Three kinds of approaches have been developed. The earliest and simplest approach is simply to take the list of differentially expressed genes from the t-test and ask whether any of the functional groups under consideration is over-represented in that list using a cross-classification procedure. This kind of simple discrete (categorical) procedure is often an easy first step in analysis. However Mootha et al noted that biologically meaningful co-ordinated changes may not include many genes with individual changes sufficiently large to achieve statistical significance (after multiple comparisons correction). Furthermore procedures on continuous variables are more powerful than procedures involving discretized variables. Hence a variety of procedures have been devised that combine continuous test values (such as t-scores) for individual genes. A third approach builds on the idea that the co-ordinated changes most biologically significant are those that run counter to the normal co-ordinated variation. This idea forms the basis of several procedures based on multivariate analysis of gene set co-expression.
The earliest and simplest approach is to classify the genes into two sets: those which are significantly changed (or significantly changed in a specific direction) between conditions and the rest. Then such procedures cross-classify genes by membership in a particular gene set of interest, and test the departure from independence using a standard χ2 test or a more accurate Fisher’s Exact Test. If there are many more genes, which are both differentially expressed and in the gene set, than would be expected if the two groups were selected independently, then the function underlying that gene set is probably important in the difference between the two conditions.

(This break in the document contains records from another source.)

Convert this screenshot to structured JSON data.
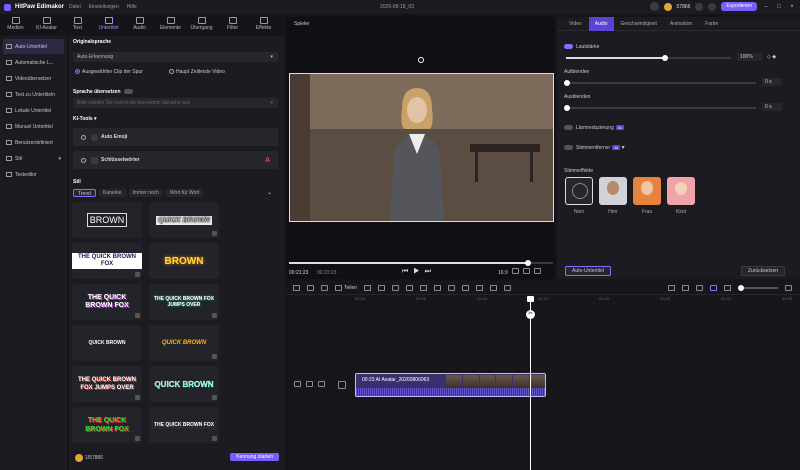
{
  "titlebar": {
    "app_name": "HitPaw Edimakor",
    "menus": [
      "Datei",
      "Einstellungen",
      "Hilfe"
    ],
    "doc_title": "2026-08-18_03",
    "credits": "57866",
    "export_label": "Exportieren"
  },
  "toolbar": [
    {
      "label": "Medien",
      "icon": "media-icon"
    },
    {
      "label": "KI-Avatar",
      "icon": "avatar-icon"
    },
    {
      "label": "Text",
      "icon": "text-icon"
    },
    {
      "label": "Untertitel",
      "icon": "subtitle-icon",
      "active": true
    },
    {
      "label": "Audio",
      "icon": "audio-icon"
    },
    {
      "label": "Elemente",
      "icon": "elements-icon"
    },
    {
      "label": "Übergang",
      "icon": "transition-icon"
    },
    {
      "label": "Filter",
      "icon": "filter-icon"
    },
    {
      "label": "Effekte",
      "icon": "effects-icon"
    }
  ],
  "sidebar": [
    {
      "label": "Auto-Untertitel",
      "active": true
    },
    {
      "label": "Automatische L..."
    },
    {
      "label": "Videoübersetzer"
    },
    {
      "label": "Text zu Untertiteln"
    },
    {
      "label": "Lokale Untertitel"
    },
    {
      "label": "Manuel Untertitel"
    },
    {
      "label": "Benutzerdefiniert"
    },
    {
      "label": "Stil"
    },
    {
      "label": "Testeditor"
    }
  ],
  "panel": {
    "orig_lang_title": "Originalsprache",
    "orig_lang_value": "Auto-Erkennung",
    "radio1": "Ausgewählter Clip der Spur",
    "radio2": "Haupt Zeitleiste Video",
    "translate_title": "Sprache übersetzen",
    "translate_placeholder": "Bitte wählen Sie zuerst die übersetzte Sprache aus",
    "kitools_title": "KI-Tools",
    "auto_emoji": "Auto Emoji",
    "keyword": "Schlüsselwörter",
    "style_title": "Stil",
    "style_tabs": [
      "Trend",
      "Karaoke",
      "Immer noch",
      "Wort für Wort"
    ],
    "tiles": [
      "BROWN",
      "QUICK BROWN",
      "THE QUICK BROWN FOX",
      "BROWN",
      "THE QUICK BROWN FOX",
      "THE QUICK BROWN FOX JUMPS OVER",
      "QUICK BROWN",
      "QUICK BROWN",
      "THE QUICK BROWN FOX JUMPS OVER",
      "QUICK BROWN",
      "THE QUICK BROWN FOX",
      "THE QUICK BROWN FOX"
    ],
    "credits": "1/57866",
    "start_label": "Kennung starten"
  },
  "player": {
    "title": "Spieler",
    "time_current": "00:21:23",
    "time_total": "00:23:23",
    "ratio": "16:9"
  },
  "right": {
    "tabs": [
      "Video",
      "Audio",
      "Geschwindigkeit",
      "Animation",
      "Farbe"
    ],
    "active_tab": "Audio",
    "volume_label": "Lautstärke",
    "volume_value": "100%",
    "volume_level": 1.0,
    "fadein_label": "Aufblenden",
    "fadein_value": "0 s",
    "fadeout_label": "Ausblenden",
    "fadeout_value": "0 s",
    "noise_label": "Lärmreduzierung",
    "voice_remover_label": "Stimmentferner",
    "ai_badge": "AI",
    "voice_fx_label": "Stimmeffekte",
    "voices": [
      "Nein",
      "Herr",
      "Frau",
      "Kind"
    ],
    "auto_sub_btn": "Auto-Untertitel",
    "reset_btn": "Zurücksetzen"
  },
  "timeline": {
    "split_label": "Teilen",
    "clip_label": "00:23 AI Avatar_20260806063",
    "ticks": [
      "00:00",
      "00:05",
      "00:10",
      "00:15",
      "00:20",
      "00:25",
      "00:30",
      "00:35"
    ]
  }
}
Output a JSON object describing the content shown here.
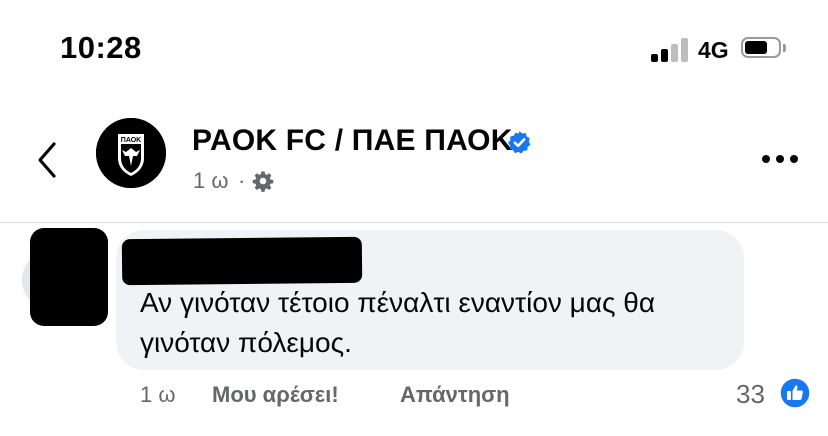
{
  "status_bar": {
    "time": "10:28",
    "network": "4G"
  },
  "post_header": {
    "page_name": "PAOK FC / ΠΑΕ ΠΑΟΚ",
    "time": "1 ω",
    "separator": "·",
    "avatar_text": "ΠΑΟΚ",
    "verified_color": "#1877f2"
  },
  "comment": {
    "text": "Αν γινόταν τέτοιο πέναλτι εναντίον μας θα γινόταν πόλεμος.",
    "time": "1 ω",
    "like_label": "Μου αρέσει!",
    "reply_label": "Απάντηση",
    "reaction_count": "33",
    "reaction_icon": "thumbs-up-icon"
  }
}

The basic idea of the continuous approaches is still that the test statistics of genes within the functional grouping that is causing the change will tend to be more extreme than those from outside that gene set; however we don't know a priori how to set threshold. These approaches provide a test statistic for whether the test statistics are crowded to one extreme (or the other); they differ in what assumptions they make and in exactly how they assess crowding.
In 2003 researchers at the Broad Institute introduced the Gene Set Enrichment Analysis (GSEA) procedure. This uses the Kolmogorov-Smirnov (K-S) test of distribution equality to compare the distribution of test statistics (e.g. t-scores) for each gene set with the distribution of t-scores for all other genes. A set of genes whose t-scores seem to have a different distribution than the remaining genes likely represents a function, which has changed between conditions.
A year later a simpler approach appeared in the form of Parametric Analysis of Gene Expression (PAGE). This test assumes Normality and is more sensitive than GSEA under these conditions because it is easier to detect that two Normal distributions have different means, as opposed to detecting any one of the many possible changes of distribution; but by the same token it is also more limited than GSEA. The PAGE test statistic is essentially a z-score: Z = ( mG – m ) / Sall, where m is the mean of all fold changes, mG is the mean of fold changes of genes in group G, and Sall is the standard deviation of all fold changes.
Multivariate statistical procedures that account for the covariation in the different measures are generally more powerful than those that do not. One such procedure is the Hotelling’s T-squared method, which compares the sizes and directions of the differences in gene means between two conditions to the sizes and directions of normal variation within groups (think of homeostatic compensatory changes). The test statistic is: where W is the sample covariance matrix. Directions of little variation within groups correspond to small values (actually ‘eigenvalues’) of W which correspond to big values of W-1. Thus a difference in means between the two groups in a direction in which little normal variation occurs counts for more than a difference between groups that could occur easily within groups. So if within groups two genes are tightly correlated, but between groups one changes up and the other changes down, that is a difference unlikely to arise by random sampling. For example if two genes are tightly correlated within samples from the same condition, but between conditions one gene changes up and the other changes down, that is a difference unlikely to arise by normal variation, even if the magnitudes of the individual changes are not extreme.